## Instructions for the task
Where the word "title" shows up in the entries below, please copy the whole line.

## Exercise data
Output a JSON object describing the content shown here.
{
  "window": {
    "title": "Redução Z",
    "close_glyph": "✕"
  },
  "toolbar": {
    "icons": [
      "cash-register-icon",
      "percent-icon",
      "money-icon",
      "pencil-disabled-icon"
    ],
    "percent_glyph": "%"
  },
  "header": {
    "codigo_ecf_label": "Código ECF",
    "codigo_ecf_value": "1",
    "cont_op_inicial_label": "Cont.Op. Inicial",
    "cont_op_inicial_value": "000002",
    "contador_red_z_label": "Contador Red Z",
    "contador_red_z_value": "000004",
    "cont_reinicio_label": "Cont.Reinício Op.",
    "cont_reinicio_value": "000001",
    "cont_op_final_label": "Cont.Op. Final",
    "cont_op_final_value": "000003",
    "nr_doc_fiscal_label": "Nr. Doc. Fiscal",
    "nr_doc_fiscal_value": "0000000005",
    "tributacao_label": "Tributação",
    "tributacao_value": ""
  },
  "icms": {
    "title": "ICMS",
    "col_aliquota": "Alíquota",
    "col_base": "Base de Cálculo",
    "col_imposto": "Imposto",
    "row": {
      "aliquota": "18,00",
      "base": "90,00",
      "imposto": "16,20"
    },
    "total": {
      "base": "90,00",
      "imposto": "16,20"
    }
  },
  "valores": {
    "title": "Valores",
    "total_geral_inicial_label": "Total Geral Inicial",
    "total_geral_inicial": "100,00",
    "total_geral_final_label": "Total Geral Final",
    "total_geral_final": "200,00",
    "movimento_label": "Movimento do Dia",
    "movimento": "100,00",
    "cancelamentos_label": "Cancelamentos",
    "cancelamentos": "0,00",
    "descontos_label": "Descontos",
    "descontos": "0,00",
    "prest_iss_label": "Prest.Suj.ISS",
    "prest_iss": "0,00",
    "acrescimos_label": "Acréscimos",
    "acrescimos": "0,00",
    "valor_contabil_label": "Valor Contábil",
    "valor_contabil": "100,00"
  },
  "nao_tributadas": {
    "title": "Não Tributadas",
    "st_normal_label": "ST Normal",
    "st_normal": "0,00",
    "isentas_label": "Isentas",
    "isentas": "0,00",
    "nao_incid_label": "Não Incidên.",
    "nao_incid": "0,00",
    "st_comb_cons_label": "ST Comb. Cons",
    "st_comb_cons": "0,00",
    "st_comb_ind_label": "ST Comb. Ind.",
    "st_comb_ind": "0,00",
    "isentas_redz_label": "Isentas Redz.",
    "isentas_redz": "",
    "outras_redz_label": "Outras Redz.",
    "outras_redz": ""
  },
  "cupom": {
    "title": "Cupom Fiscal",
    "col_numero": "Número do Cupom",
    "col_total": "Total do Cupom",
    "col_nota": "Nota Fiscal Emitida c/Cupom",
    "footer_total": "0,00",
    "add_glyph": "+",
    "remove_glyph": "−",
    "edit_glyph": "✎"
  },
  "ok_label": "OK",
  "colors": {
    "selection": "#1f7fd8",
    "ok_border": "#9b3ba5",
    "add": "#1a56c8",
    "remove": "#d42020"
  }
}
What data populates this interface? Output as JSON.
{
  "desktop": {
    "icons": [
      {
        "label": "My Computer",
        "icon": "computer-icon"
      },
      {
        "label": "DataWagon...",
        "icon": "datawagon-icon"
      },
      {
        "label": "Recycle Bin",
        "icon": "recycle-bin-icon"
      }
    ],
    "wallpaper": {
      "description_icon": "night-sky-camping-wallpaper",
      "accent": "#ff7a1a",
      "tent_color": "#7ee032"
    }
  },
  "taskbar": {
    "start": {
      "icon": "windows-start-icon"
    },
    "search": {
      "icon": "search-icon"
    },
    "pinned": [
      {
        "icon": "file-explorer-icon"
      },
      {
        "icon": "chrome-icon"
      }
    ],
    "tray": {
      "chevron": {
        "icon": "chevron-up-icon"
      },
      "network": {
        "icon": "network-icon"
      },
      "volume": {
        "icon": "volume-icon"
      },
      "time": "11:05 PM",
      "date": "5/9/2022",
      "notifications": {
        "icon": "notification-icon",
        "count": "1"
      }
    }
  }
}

## Result below
    "title": "Redução Z",
    "title": "ICMS",
    "title": "Valores",
    "title": "Não Tributadas",
    "title": "Cupom Fiscal",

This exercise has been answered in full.